— Exercise description —
Which lines of the listing below contain the word "data"? Return them.
★ ★ ★ ★ ★ ★ ★
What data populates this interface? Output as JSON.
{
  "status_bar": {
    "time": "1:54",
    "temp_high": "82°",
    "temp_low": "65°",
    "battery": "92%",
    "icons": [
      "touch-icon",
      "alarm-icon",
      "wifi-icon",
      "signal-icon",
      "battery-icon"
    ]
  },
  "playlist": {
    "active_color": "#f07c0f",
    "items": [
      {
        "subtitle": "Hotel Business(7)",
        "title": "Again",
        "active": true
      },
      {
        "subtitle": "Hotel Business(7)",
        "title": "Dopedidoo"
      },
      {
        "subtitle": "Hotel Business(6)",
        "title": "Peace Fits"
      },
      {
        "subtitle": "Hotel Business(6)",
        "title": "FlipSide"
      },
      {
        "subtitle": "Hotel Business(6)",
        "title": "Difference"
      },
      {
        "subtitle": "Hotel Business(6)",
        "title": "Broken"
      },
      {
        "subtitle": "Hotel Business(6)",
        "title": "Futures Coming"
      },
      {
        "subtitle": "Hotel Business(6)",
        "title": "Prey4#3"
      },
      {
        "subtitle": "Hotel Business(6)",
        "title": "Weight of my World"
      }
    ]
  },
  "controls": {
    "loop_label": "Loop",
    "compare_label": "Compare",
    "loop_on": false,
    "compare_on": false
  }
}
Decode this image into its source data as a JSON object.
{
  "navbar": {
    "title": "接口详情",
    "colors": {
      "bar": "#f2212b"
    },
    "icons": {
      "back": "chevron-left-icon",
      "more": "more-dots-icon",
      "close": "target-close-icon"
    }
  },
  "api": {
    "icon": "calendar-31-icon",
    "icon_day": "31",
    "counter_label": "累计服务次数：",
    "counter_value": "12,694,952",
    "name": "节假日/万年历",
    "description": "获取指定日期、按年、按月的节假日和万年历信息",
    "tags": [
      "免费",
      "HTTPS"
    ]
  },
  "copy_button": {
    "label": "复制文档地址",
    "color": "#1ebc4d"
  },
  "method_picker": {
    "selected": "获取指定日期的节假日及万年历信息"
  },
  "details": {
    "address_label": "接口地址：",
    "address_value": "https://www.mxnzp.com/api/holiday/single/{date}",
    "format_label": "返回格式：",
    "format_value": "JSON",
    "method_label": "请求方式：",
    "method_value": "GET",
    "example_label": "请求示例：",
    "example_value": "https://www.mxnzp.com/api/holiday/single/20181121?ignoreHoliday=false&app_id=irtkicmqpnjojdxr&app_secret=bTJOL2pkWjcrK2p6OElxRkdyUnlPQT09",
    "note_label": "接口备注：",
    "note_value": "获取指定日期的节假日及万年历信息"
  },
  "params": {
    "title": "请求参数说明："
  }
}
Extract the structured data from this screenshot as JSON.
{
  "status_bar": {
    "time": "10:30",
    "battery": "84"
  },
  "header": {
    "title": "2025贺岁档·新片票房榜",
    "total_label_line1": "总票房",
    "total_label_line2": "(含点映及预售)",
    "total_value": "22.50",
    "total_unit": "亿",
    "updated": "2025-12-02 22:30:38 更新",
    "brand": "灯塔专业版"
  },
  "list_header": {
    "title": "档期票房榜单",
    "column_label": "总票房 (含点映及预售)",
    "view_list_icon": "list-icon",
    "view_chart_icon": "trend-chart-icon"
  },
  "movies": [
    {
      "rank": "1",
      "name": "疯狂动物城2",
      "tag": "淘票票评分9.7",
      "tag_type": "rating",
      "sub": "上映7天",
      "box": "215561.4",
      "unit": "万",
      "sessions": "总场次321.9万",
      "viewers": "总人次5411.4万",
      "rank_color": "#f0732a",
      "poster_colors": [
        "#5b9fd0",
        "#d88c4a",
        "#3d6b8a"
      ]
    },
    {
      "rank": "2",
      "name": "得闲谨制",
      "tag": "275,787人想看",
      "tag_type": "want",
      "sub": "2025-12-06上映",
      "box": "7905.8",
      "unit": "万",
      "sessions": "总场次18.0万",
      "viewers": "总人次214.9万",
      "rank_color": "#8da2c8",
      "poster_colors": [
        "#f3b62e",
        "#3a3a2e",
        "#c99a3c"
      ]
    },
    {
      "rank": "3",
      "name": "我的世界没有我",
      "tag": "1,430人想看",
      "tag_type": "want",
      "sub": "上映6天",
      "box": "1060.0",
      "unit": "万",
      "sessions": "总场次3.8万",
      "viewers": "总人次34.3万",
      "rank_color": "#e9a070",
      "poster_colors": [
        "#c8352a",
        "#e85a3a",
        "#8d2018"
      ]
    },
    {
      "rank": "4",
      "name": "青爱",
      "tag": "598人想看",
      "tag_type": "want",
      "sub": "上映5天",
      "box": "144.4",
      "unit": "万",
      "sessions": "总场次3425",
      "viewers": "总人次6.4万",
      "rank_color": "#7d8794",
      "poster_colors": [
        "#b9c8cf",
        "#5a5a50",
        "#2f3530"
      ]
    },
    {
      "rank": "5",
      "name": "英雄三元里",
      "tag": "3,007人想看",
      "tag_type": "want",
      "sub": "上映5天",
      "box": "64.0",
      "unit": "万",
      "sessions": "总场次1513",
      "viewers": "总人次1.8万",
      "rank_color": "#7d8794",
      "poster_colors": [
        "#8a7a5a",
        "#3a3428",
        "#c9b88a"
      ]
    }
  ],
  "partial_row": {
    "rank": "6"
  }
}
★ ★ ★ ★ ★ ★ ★
— Answer space —
What data populates this interface? Output as JSON.
Decode this image into its source data as a JSON object.
Extract the structured data from this screenshot as JSON.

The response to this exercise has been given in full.